Fourth, she rejects the belief that India is becoming a high-tech, middle class nation. The middle class is a minority, the IT sector employs 1 million people and accounts for 4% of India’s GDP and only 3.2% of the population has internet access. Again, Crossette misrepresents: isolated data points don’t tell the story, trends do. And the trends, as Goldman Sachs points out in a recent report, suggest that the Indian economy might even overtake America’s by mid-century. But again, even if the future is less rosy, will America walk away from India simply because of the number of internet users?
Finally, she disputes India’s reputation for tolerance. She might have had a point if she was referring to the creeping tendency of the Indian government to yield to competitive intolerance. Instead she tries to assess India’s reputation by just looking at one side of the story. That’s about as sensible as America’s reputation for justice merely by looking at the crimes committed. No account of India’s social ills is complete without also assessing the attempts redress them. So if courts are slow, they are also effective. If there is caste-based discrimination, there is also constitution-mandated reservations. If there are caste-related crimes, there is also national outrage. If there is communal violence, there is also communal harmony.
And then there is Kashmir, whose people, according to Crossette, ‘consider themselves ethnically and historically separate from India’. Was that before or after Pakistan-sponsored jihadis began the ethnic cleansing? Let’s not forget there is an democratically elected government running the state. And then there are human rights violations including extra-judicial killings by Indian security forces. A painless, discriminating way to fight urban terrorists and insurgents awaits invention. In the meantime, there can be nothing but contempt for those who suggest a moral equivalence between terrorists and those who fight them.
Barbara Crossette, clearly, is no fan of India. In her eagerness to criticise America’s “love affair” with India, she does little justice to the case she wants to make. She neither provides arguments to show why the two countries have little in common, nor does she offer evidence of the ‘lot that could pull them apart’. If her intention is to prove that the India-US relationship will weaken or prove short-lived, she would have to prove why their interests—which are more than current foreign policy positions—will diverge. A diatribe against India’s real and perceived ills is not a substitute for that essential calculus.
Related Link: Foreign Policy Naifs – splashy headline, faulty analysis

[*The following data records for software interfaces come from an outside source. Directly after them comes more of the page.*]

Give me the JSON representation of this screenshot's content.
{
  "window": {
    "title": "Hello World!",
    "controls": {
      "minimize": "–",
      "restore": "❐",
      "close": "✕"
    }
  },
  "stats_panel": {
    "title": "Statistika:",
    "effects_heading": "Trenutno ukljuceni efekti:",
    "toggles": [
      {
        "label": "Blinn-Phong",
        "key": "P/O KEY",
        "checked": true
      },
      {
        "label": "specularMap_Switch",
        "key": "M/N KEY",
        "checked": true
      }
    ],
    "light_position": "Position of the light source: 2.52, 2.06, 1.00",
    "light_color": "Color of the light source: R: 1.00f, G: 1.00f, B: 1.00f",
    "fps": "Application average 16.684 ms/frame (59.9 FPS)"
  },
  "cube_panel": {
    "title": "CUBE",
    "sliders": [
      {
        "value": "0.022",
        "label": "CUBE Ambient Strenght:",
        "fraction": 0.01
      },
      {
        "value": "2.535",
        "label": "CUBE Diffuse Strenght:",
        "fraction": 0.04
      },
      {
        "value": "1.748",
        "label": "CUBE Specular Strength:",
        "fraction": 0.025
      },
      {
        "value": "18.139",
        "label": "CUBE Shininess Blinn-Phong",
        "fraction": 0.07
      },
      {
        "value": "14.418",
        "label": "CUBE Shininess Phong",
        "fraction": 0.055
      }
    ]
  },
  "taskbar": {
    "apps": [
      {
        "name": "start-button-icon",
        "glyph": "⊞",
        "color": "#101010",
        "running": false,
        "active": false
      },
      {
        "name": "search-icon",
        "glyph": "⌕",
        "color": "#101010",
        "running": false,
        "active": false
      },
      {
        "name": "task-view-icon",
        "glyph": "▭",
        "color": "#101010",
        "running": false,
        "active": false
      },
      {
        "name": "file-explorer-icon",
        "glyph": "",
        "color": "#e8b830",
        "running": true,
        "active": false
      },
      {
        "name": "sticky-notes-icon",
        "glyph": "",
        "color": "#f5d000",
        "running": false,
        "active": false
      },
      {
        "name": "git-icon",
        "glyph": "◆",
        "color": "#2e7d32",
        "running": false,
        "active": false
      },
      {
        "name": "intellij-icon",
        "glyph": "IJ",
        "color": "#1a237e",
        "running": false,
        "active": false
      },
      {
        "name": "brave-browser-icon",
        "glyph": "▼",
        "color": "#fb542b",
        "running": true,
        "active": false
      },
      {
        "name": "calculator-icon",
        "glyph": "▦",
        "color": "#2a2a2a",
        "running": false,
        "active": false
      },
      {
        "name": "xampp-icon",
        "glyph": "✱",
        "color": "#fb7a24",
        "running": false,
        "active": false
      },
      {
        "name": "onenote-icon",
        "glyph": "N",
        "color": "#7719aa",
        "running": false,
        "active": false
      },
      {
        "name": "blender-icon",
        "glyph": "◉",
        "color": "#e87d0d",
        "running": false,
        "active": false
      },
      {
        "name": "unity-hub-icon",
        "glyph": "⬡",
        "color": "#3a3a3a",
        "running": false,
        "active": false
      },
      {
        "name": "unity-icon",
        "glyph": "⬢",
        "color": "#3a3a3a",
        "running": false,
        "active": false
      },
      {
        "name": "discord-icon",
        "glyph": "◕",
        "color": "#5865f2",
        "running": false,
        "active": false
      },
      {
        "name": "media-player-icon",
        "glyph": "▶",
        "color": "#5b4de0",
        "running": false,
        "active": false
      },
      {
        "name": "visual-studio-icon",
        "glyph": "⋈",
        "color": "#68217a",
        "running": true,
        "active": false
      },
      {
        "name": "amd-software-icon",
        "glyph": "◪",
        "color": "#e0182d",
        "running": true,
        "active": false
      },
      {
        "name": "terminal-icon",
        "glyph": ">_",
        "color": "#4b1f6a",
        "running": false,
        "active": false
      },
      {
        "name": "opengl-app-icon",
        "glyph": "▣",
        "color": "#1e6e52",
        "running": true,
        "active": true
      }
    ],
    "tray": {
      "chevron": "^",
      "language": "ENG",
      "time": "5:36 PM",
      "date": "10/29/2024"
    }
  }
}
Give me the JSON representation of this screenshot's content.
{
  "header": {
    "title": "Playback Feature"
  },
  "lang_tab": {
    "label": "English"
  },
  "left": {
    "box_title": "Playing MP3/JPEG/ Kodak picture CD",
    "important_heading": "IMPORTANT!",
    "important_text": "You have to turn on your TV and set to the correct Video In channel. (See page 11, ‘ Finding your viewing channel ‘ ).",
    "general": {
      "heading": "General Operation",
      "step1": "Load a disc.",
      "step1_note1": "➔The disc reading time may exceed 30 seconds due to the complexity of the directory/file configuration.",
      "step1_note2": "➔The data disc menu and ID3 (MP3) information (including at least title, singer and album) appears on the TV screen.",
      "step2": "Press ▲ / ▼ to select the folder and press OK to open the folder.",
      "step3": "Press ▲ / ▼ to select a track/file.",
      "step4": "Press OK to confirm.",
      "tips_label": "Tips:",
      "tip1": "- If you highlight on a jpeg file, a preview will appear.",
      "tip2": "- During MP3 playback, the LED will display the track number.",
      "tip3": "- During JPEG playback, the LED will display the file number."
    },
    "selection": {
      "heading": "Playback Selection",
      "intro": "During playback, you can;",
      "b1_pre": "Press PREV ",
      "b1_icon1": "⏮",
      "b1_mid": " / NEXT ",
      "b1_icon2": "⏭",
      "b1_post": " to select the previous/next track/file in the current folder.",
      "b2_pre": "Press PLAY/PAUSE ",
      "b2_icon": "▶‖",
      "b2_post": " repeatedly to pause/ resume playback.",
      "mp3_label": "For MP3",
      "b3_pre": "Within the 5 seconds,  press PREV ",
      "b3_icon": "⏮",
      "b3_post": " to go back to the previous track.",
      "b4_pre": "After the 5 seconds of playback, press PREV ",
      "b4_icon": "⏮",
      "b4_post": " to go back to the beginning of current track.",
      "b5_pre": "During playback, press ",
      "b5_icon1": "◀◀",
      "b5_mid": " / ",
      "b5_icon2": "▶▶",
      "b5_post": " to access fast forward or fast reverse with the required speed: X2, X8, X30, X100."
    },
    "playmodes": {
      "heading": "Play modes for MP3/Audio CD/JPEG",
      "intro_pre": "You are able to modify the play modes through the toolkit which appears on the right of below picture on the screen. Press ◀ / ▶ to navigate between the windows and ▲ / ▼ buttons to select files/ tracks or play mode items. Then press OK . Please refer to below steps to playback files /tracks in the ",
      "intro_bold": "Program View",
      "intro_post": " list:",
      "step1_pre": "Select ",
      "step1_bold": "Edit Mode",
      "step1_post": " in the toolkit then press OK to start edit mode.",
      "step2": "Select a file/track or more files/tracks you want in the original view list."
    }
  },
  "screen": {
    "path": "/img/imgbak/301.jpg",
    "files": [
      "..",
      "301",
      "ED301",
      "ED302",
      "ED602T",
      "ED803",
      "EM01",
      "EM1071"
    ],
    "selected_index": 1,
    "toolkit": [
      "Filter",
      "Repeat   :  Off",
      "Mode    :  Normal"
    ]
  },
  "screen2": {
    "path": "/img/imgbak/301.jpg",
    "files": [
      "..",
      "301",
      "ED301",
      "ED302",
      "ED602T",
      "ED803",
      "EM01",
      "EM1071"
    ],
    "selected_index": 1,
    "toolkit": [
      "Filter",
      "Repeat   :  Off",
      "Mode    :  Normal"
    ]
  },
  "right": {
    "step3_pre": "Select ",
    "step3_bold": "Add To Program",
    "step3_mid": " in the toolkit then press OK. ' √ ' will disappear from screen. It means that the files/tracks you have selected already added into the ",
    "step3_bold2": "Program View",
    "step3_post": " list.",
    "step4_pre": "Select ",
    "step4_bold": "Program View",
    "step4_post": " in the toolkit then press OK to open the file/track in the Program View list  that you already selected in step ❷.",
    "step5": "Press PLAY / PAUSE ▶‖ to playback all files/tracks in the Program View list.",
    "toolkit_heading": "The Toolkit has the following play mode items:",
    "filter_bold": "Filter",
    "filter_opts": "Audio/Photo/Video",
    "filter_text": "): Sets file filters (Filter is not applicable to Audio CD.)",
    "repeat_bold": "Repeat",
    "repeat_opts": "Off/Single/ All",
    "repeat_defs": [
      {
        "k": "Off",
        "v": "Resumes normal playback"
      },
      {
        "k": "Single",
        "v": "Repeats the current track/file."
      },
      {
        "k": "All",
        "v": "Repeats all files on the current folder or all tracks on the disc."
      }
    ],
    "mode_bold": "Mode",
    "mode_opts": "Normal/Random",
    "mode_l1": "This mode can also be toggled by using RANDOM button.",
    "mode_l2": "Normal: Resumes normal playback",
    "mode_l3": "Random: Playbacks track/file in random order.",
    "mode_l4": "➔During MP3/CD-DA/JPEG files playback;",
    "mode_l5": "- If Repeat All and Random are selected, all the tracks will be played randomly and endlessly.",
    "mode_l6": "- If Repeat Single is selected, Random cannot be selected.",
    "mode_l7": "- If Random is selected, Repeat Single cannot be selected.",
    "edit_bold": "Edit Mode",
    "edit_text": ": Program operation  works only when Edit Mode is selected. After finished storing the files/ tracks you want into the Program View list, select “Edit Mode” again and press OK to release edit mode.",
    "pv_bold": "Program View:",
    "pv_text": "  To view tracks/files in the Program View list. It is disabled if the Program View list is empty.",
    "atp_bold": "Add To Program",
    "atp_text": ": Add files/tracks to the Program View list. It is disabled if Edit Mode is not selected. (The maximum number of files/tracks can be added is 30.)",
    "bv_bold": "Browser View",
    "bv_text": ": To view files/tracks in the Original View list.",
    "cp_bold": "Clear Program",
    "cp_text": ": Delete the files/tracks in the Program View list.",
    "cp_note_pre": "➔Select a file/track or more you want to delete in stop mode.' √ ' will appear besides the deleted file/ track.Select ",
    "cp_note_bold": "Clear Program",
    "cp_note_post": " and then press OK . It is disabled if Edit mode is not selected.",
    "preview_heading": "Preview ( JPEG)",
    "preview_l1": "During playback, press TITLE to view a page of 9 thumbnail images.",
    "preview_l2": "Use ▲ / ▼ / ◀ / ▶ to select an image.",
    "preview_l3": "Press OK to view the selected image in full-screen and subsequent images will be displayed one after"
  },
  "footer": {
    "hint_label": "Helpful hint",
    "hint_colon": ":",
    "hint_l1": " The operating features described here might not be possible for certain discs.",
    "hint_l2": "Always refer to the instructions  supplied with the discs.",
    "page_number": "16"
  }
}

Update: After being alerted to this post, FP’s editors have amended the reference to President Kalam. They would also do well to correct Crossette’s misrepresentation of the Bangladesh genocide. See Wikipedia’s article on Archer Blood, the 1971 liberation war and Sajit Gandhi’s compilation of declassified US documents. The facts are well-known: The Pakistani army carried out a genocide in its eastern wing after elections threw up a result the junta didn’t like. The killings led to a refugee crisis which was the precipitate reason for Indira Gandhi sending in the Indian army. For the record, the India-Pakistan war started on 3rd Dec 1971 after Gen Yahya Khan ordered the Pakistan Air Force to conduct a pre-emptive strike against India. Crossette could hardly be aware of the sequence of events.